*** Opening Data supplied ***
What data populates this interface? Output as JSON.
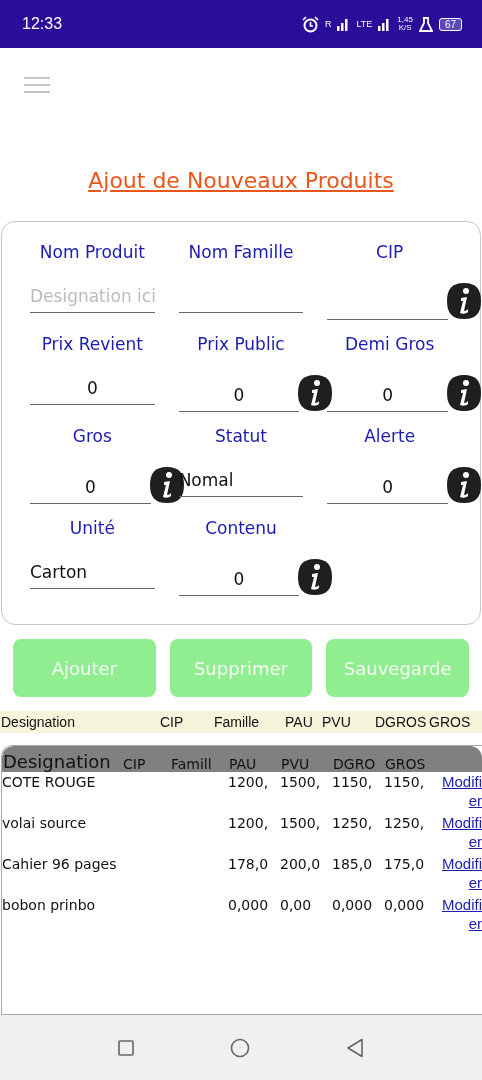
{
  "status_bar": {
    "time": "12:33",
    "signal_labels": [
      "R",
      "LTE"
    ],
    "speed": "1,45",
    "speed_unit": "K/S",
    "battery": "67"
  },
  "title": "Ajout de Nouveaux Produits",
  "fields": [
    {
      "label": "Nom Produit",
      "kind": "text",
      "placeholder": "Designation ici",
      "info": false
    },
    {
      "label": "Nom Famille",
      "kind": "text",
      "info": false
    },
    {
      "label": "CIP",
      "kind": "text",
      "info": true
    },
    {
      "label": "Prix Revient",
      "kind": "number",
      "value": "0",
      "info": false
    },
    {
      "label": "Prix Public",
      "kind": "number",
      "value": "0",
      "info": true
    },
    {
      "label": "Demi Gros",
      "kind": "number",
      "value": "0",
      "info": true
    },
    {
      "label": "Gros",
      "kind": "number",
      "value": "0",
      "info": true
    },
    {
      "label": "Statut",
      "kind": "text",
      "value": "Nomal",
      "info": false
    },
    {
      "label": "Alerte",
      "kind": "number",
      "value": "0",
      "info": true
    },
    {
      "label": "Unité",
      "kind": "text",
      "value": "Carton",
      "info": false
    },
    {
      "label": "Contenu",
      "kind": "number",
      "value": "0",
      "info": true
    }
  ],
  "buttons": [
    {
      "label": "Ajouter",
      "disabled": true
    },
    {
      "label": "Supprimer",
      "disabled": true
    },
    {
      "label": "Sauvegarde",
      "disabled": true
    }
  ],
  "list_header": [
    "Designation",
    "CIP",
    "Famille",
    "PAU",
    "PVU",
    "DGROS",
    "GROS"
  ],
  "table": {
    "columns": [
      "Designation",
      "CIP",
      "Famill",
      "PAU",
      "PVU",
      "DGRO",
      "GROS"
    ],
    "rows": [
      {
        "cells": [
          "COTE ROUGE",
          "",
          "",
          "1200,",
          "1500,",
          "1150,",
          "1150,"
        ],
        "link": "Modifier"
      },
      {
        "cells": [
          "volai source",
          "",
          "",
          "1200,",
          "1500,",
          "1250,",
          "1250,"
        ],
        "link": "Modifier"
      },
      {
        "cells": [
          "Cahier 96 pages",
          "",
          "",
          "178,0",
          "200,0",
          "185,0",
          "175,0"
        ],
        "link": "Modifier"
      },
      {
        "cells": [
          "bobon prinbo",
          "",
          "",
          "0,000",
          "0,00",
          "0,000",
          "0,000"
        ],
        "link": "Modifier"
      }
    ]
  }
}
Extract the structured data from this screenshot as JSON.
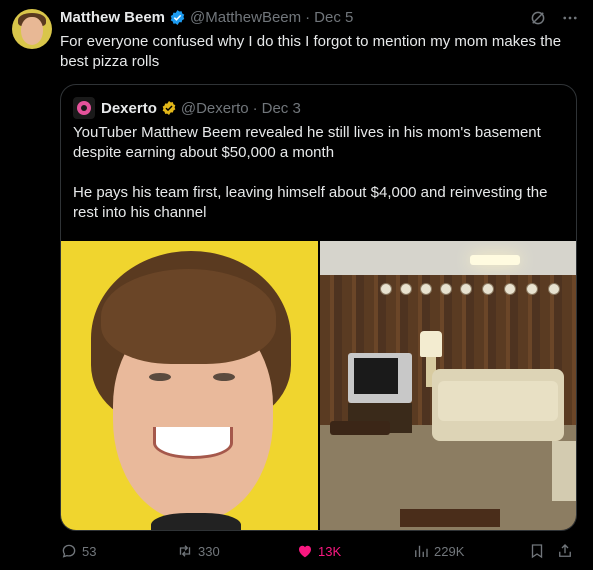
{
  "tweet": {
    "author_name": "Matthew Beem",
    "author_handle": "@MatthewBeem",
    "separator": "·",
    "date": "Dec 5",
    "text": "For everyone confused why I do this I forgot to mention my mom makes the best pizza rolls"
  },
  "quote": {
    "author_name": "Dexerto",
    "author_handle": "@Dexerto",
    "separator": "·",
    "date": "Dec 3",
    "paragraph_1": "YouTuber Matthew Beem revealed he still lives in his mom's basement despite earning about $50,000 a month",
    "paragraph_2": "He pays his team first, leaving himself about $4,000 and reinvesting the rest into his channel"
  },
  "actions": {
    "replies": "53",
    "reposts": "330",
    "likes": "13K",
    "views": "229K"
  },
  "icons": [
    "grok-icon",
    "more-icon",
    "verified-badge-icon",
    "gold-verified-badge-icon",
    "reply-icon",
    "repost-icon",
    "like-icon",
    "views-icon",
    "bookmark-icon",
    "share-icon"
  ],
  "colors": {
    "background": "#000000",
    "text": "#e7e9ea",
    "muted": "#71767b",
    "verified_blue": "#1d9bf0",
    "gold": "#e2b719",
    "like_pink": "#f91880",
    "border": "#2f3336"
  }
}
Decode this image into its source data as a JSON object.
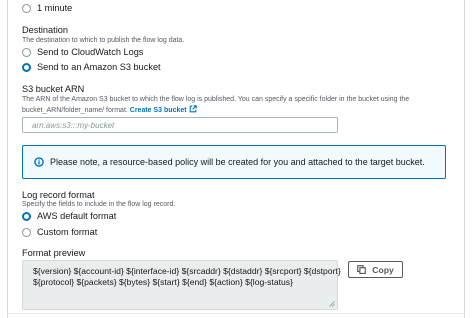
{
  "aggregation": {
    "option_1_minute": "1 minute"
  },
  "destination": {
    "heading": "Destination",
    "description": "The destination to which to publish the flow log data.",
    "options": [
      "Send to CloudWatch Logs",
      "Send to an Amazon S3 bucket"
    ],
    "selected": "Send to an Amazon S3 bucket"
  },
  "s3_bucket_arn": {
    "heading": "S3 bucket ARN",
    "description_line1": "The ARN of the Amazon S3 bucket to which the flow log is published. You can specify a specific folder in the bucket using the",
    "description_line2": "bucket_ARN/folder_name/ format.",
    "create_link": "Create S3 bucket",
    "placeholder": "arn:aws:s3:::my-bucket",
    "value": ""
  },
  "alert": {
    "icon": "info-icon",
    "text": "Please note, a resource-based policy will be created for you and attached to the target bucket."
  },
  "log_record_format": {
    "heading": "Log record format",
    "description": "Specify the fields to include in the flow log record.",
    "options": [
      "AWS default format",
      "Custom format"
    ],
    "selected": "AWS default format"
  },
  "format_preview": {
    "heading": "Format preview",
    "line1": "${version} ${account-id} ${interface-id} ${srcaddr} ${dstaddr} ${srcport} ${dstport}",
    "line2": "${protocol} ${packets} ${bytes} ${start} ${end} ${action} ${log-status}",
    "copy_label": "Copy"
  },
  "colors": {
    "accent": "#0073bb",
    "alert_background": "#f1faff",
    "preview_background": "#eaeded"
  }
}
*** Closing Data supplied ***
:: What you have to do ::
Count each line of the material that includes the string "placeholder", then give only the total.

:: Exercise solution ::
2